Title: “Investigating the central and peripheral contributions to tactile gating during goal-directed movement”
Supervisor: Dr. Romeo Chua (Kinesiology)
Committee Members: Dr. Tim Inglis (Kinesiology), Dr. Ian Franks (Kinesiology)
Abstract: The current thesis proposal will focus on the facilitation and downregulation of sensory information during goal-directed movement. Specifically, the presence or absence of tactile gating, in which humans display a reduced ability to detect tactile stimulations on the skin before and during active or passive movement, will be explored. Recent findings suggest that the CNS selectively attenuates tactile information if it is presented to a task irrelevant location on the moving limb. Further, tactile information will not be attenuated if it is presented at a task relevant location. In turn, central and peripheral processes have been thought to contribute to tactile gating but the existing literature has failed to directly isolate these mechanisms during goal-directed movement. This thesis will therefore explore the contributions to tactile gating by isolating central and peripheral processes during goal-directed movement.

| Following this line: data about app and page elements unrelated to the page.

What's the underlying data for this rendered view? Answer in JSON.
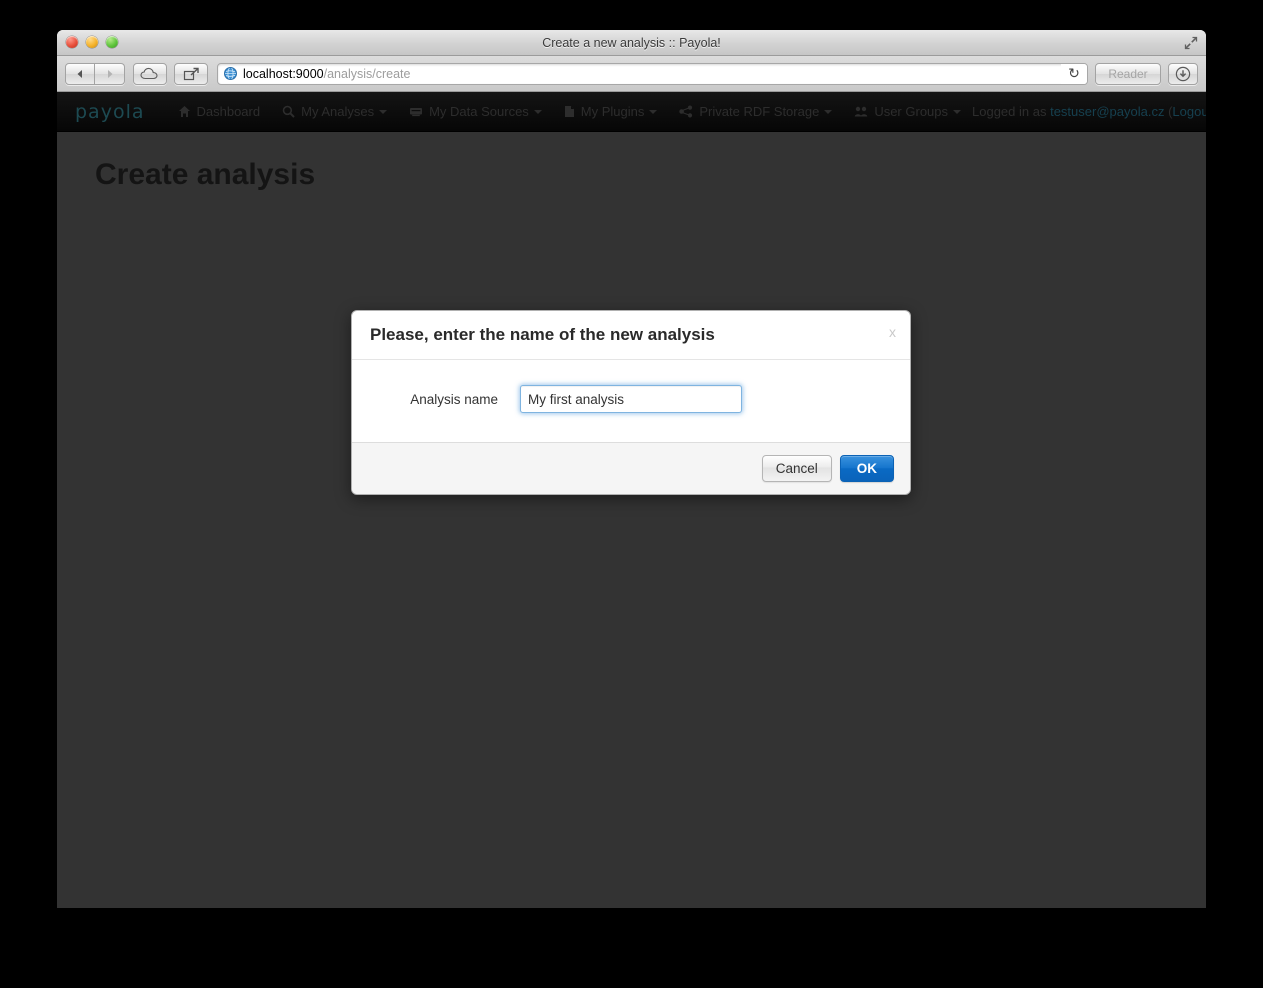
{
  "window": {
    "title": "Create a new analysis :: Payola!",
    "controls": {
      "close": "close-button",
      "minimize": "minimize-button",
      "maximize": "maximize-button"
    },
    "fullscreen_icon": "fullscreen-icon"
  },
  "toolbar": {
    "back_icon": "back-arrow-icon",
    "forward_icon": "forward-arrow-icon",
    "cloud_icon": "icloud-icon",
    "share_icon": "share-icon",
    "globe_icon": "globe-icon",
    "url_host": "localhost:9000",
    "url_path": "/analysis/create",
    "url_full": "localhost:9000/analysis/create",
    "reload_icon": "reload-icon",
    "reader_label": "Reader",
    "downloads_icon": "downloads-icon"
  },
  "navbar": {
    "brand": "payola",
    "items": [
      {
        "label": "Dashboard",
        "icon": "home-icon",
        "caret": false
      },
      {
        "label": "My Analyses",
        "icon": "search-icon",
        "caret": true
      },
      {
        "label": "My Data Sources",
        "icon": "database-icon",
        "caret": true
      },
      {
        "label": "My Plugins",
        "icon": "file-icon",
        "caret": true
      },
      {
        "label": "Private RDF Storage",
        "icon": "share-nodes-icon",
        "caret": true
      },
      {
        "label": "User Groups",
        "icon": "users-icon",
        "caret": true
      }
    ],
    "logged_in_prefix": "Logged in as ",
    "user_email": "testuser@payola.cz",
    "logout_open": " (",
    "logout_label": "Logout",
    "logout_close": ")"
  },
  "page": {
    "heading": "Create analysis"
  },
  "modal": {
    "title": "Please, enter the name of the new analysis",
    "close_label": "x",
    "field_label": "Analysis name",
    "field_value": "My first analysis",
    "field_placeholder": "",
    "cancel_label": "Cancel",
    "ok_label": "OK"
  },
  "colors": {
    "page_background": "#333333",
    "navbar_background": "#0d0d0d",
    "brand_teal": "#1d4a52",
    "link_teal": "#16404f",
    "primary_button": "#0a6ac4",
    "input_focus_glow": "#6eaae1"
  }
}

In this thesis, participants will perform variations of a reach to grasp movement. In addition to a normal or unperturbed reach to grasp, participants will try to perform the task but will be unexpectedly blocked at movement start. In another condition, participants will be passively guided throughout the task. These additional conditions will allow for the isolation of central and peripheral commands, respectively. Prior to or during movement, participants will receive an innocuous electrical stimulation to the thumb, index finger or forearm. In this case, the thumb and index finger act as task relevant locations on the moving limb whereas the forearm acts as the task irrelevant location. In turn, their ability to detect this tactile stimulation will allow for inferences to be made in regards to the relative contribution of central and peripheral mechanisms to tactile gating.